-- Task prompt --
Lines below containing the word "bits" should be copied out.
The records below:
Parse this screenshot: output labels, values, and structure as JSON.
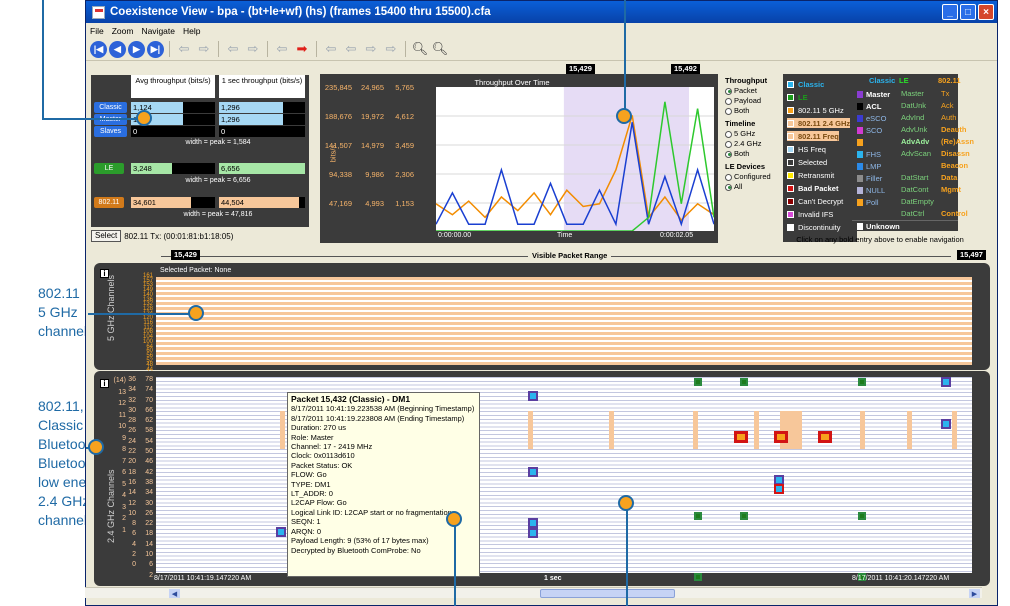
{
  "annotations": {
    "wifi5": "802.11\n5 GHz\nchannels",
    "wifi24": "802.11,\nClassic\nBluetooth,\nBluetooth\nlow energy\n2.4 GHz\nchannels"
  },
  "window": {
    "title": "Coexistence View - bpa - (bt+le+wf) (hs) (frames 15400 thru 15500).cfa"
  },
  "menu": [
    "File",
    "Zoom",
    "Navigate",
    "Help"
  ],
  "throughput_table": {
    "header_avg": "Avg throughput (bits/s)",
    "header_1sec": "1 sec throughput (bits/s)",
    "rows": [
      {
        "label": "Classic",
        "avg": "1,124",
        "sec": "1,296",
        "avg_fill": 0.62,
        "sec_fill": 0.74
      },
      {
        "label": "Master",
        "avg": "1,124",
        "sec": "1,296",
        "avg_fill": 0.62,
        "sec_fill": 0.74
      },
      {
        "label": "Slaves",
        "avg": "0",
        "sec": "0",
        "avg_fill": 0,
        "sec_fill": 0
      }
    ],
    "classic_width_note": "width = peak = 1,584",
    "le": {
      "label": "LE",
      "avg": "3,248",
      "sec": "6,656",
      "avg_fill": 0.49,
      "sec_fill": 1.0
    },
    "le_width_note": "width = peak = 6,656",
    "wifi": {
      "label": "802.11",
      "avg": "34,601",
      "sec": "44,504",
      "avg_fill": 0.72,
      "sec_fill": 0.93
    },
    "wifi_width_note": "width = peak = 47,816"
  },
  "select_button": "Select",
  "select_text": "802.11 Tx: (00:01:81:b1:18:05)",
  "chart_markers": {
    "left": "15,429",
    "right": "15,492"
  },
  "chart_data": {
    "type": "line",
    "title": "Throughput Over Time",
    "xlabel": "Time",
    "ylabel": "bits/s",
    "x_start_label": "0:00:00.00",
    "x_end_label": "0:00:02.05",
    "y_ticks_col1": [
      "235,845",
      "188,676",
      "141,507",
      "94,338",
      "47,169"
    ],
    "y_ticks_col2": [
      "24,965",
      "19,972",
      "14,979",
      "9,986",
      "4,993"
    ],
    "y_ticks_col3": [
      "5,765",
      "4,612",
      "3,459",
      "2,306",
      "1,153"
    ],
    "series": [
      {
        "color": "#f28c00",
        "values": [
          0.2,
          0.12,
          0.22,
          0.1,
          0.25,
          0.15,
          0.28,
          0.12,
          0.3,
          0.18,
          0.2,
          0.45,
          0.85,
          0.1,
          0.25,
          0.08,
          0.2,
          0.12
        ]
      },
      {
        "color": "#1a3fd1",
        "values": [
          0.05,
          0.28,
          0.05,
          0.05,
          0.45,
          0.05,
          0.05,
          0.35,
          0.05,
          0.05,
          0.3,
          0.05,
          0.8,
          0.05,
          0.4,
          0.05,
          0.45,
          0.05
        ]
      },
      {
        "color": "#2ec92e",
        "values": [
          0,
          0,
          0,
          0,
          0,
          0,
          0,
          0,
          0,
          0,
          0,
          0,
          0,
          0.1,
          0.95,
          0.2,
          0.9,
          0.1
        ]
      }
    ]
  },
  "options": {
    "throughput_heading": "Throughput",
    "throughput": [
      "Packet",
      "Payload",
      "Both"
    ],
    "timeline_heading": "Timeline",
    "timeline": [
      "5 GHz",
      "2.4 GHz",
      "Both"
    ],
    "le_heading": "LE Devices",
    "le_devices": [
      "Configured",
      "All"
    ]
  },
  "legend_left": [
    {
      "label": "Classic",
      "color": "#2bb4ee",
      "bold": true
    },
    {
      "label": "LE",
      "color": "#1c9c1c",
      "bold": true
    },
    {
      "label": "802.11 5 GHz",
      "color": "#f7a21e",
      "bold": false
    },
    {
      "label": "802.11 2.4 GHz",
      "color": "#f7c79a",
      "bold": true
    },
    {
      "label": "802.11 Freq",
      "color": "#f7c79a",
      "bold": true
    },
    {
      "label": "HS Freq",
      "color": "#a6d8f4",
      "bold": false
    },
    {
      "label": "Selected",
      "color": "#3b3b3b",
      "bold": false
    },
    {
      "label": "Retransmit",
      "color": "#ffea00",
      "bold": false
    },
    {
      "label": "Bad Packet",
      "color": "#d21414",
      "bold": true
    },
    {
      "label": "Can't Decrypt",
      "color": "#8b0000",
      "bold": false
    },
    {
      "label": "Invalid IFS",
      "color": "#d94cd9",
      "bold": false
    },
    {
      "label": "Discontinuity",
      "color": "#ffffff",
      "bold": false
    }
  ],
  "legend_right": {
    "headers": [
      "Classic",
      "LE",
      "802.11"
    ],
    "col1": [
      {
        "label": "Master",
        "color": "#8a3cd1",
        "bold": true
      },
      {
        "label": "ACL",
        "color": "#000000",
        "bold": true
      },
      {
        "label": "eSCO",
        "color": "#3b3bd1",
        "bold": false
      },
      {
        "label": "SCO",
        "color": "#d13bd1",
        "bold": false
      },
      {
        "label": "",
        "color": "#f7a21e",
        "bold": false
      },
      {
        "label": "FHS",
        "color": "#2bb4ee",
        "bold": false
      },
      {
        "label": "LMP",
        "color": "#2b8ae8",
        "bold": false
      },
      {
        "label": "Filler",
        "color": "#8c8c8c",
        "bold": false
      },
      {
        "label": "NULL",
        "color": "#b4b4d8",
        "bold": false
      },
      {
        "label": "Poll",
        "color": "#f7a21e",
        "bold": false
      }
    ],
    "col2": [
      "Master",
      "DatUnk",
      "AdvInd",
      "AdvUnk",
      "AdvAdv",
      "AdvScan",
      "",
      "DatStart",
      "DatCont",
      "DatEmpty",
      "DatCtrl"
    ],
    "col3": [
      "Tx",
      "Ack",
      "Auth",
      "Deauth",
      "(Re)Assn",
      "Disassn",
      "Beacon",
      "Data",
      "Mgmt",
      "",
      "Control"
    ],
    "unknown": "Unknown"
  },
  "hint": "Click on any bold entry above to enable navigation",
  "range": {
    "left": "15,429",
    "right": "15,497",
    "title": "Visible Packet Range"
  },
  "panel5": {
    "selected": "Selected Packet: None",
    "axis_label": "5 GHz Channels",
    "channels": [
      "161",
      "157",
      "153",
      "149",
      "140",
      "136",
      "132",
      "128",
      "124",
      "120",
      "116",
      "112",
      "108",
      "104",
      "100",
      "64",
      "60",
      "56",
      "52",
      "48",
      "44",
      "40",
      "36"
    ]
  },
  "panel24": {
    "axis_label": "2.4 GHz Channels",
    "wifi_ch": [
      "(14)",
      "13",
      "12",
      "11",
      "10",
      "9",
      "8",
      "7",
      "6",
      "5",
      "4",
      "3",
      "2",
      "1"
    ],
    "le_ch": [
      "39",
      "",
      "",
      "",
      "",
      "",
      "",
      "",
      "",
      "",
      "",
      "38",
      "",
      "",
      "",
      "",
      "",
      "37"
    ],
    "bt_ch": [
      "78",
      "74",
      "70",
      "66",
      "62",
      "58",
      "54",
      "50",
      "46",
      "42",
      "38",
      "34",
      "30",
      "26",
      "22",
      "18",
      "14",
      "10",
      "6",
      "2"
    ],
    "bt_ch2": [
      "36",
      "34",
      "32",
      "30",
      "28",
      "26",
      "24",
      "22",
      "20",
      "18",
      "16",
      "14",
      "12",
      "10",
      "8",
      "6",
      "4",
      "2",
      "0"
    ],
    "time_left": "8/17/2011 10:41:19.147220 AM",
    "time_mid": "1 sec",
    "time_right": "8/17/2011 10:41:20.147220 AM"
  },
  "tooltip": {
    "title": "Packet 15,432 (Classic) - DM1",
    "lines": [
      "8/17/2011 10:41:19.223538 AM (Beginning Timestamp)",
      "8/17/2011 10:41:19.223808 AM (Ending Timestamp)",
      "Duration: 270 us",
      "Role: Master",
      "Channel: 17 - 2419 MHz",
      "Clock: 0x0113d610",
      "Packet Status: OK",
      "FLOW: Go",
      "TYPE: DM1",
      "LT_ADDR: 0",
      "L2CAP Flow: Go",
      "Logical Link ID: L2CAP start or no fragmentation",
      "SEQN: 1",
      "ARQN: 0",
      "Payload Length: 9 (53% of 17 bytes max)",
      "Decrypted by Bluetooth ComProbe: No"
    ]
  }
}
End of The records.
-- Written solution --
    "header_avg": "Avg throughput (bits/s)",
    "header_1sec": "1 sec throughput (bits/s)",
    "ylabel": "bits/s",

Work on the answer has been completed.